Josh: With every passing day I have become more aware of the substantial differences in living standards found in this country. The local people welcome everyone with genuine friendliness and hospitality- a nice change from home. Looking forward to what the rest of the trip has in store.

Kirsty: This trip already has been so much more than expected. The people we have met have been so lovely, Kira is amazing and the activities have got us all involved. But also have been shocked by how much people have had to go through yet how strong they are now. Really looking forward to the rest of the trip.

Olivia T: Kira Farm is incredible, the people it helps benefit so much from the work this place does. Everyone here is so lovely and welcoming, mum you'll be so proud, I go to Devotion every night. Everyone sings and dances and prays it's such an amazing atmosphere, I know you would love it. I've washed my own clothes and even eaten rice, what progress.  

Gaia: This place is incredible; all the trainees have been very welcoming and nice with us. I think this is the best trip I've ever been to, everything is so different than what I'm usually used to, I'm doing so many new things. You won't believe me, but this morning I've dug sweet potatoes for the entire morning!! I was so tired at the end, but what made me happy was that I helped the trainees with their work. Every evening I also go to devotion, it's so different here! It’s not as in a normal church, but everyone dances, shouts and it's so fun. 

Harry: The people here are overwhelmingly positive and welcoming which is so refreshing. We have spent a few days here at Kira and done various farm based work, including cutting trees to feed goats at 6am, harvesting sweet potatoes and today managing the football team in their match against the trainees in the local village. I also attended devotion a few times which is the form their Christian worship takes here in Uganda. I hope everybody is well and look forward to getting back on Instagram when I get home Xx

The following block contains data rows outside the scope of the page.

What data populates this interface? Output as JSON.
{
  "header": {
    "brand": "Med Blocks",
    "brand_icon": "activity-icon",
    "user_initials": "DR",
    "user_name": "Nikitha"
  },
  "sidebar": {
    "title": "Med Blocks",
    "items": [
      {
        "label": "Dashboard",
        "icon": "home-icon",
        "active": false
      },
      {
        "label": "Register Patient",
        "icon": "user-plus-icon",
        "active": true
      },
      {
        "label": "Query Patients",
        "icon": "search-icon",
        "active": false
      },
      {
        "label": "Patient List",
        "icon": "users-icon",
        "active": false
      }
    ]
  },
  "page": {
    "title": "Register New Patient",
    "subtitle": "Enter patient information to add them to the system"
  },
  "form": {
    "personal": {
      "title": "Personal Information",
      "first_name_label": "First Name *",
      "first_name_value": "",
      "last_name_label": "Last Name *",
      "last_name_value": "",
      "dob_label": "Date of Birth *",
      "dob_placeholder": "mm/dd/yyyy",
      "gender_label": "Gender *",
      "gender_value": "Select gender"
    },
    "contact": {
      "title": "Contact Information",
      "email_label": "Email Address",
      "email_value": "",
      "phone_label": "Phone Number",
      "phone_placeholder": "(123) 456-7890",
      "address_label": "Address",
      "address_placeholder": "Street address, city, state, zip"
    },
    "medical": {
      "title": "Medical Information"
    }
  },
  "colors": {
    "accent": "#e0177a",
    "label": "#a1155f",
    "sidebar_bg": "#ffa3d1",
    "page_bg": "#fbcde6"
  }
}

Milly: Kira is so much better than I could have imagined. It's been so cool to see how the trainees are young people just like us and that we are actually very similar. I never thought church could be so fun, the Ugandans know how to have a good time. I'm learning the acholi language and how to play the bowstring. Atimabe

All three trips provided our students with amazing experiences completely different from anything they have done before; they are all extremely grateful to all the staff who made it possible  – and would definitely urge the new Year 12 to seize the opportunity to go next year if they have the chance.

Posted at 15:04 on 27th Feb 2019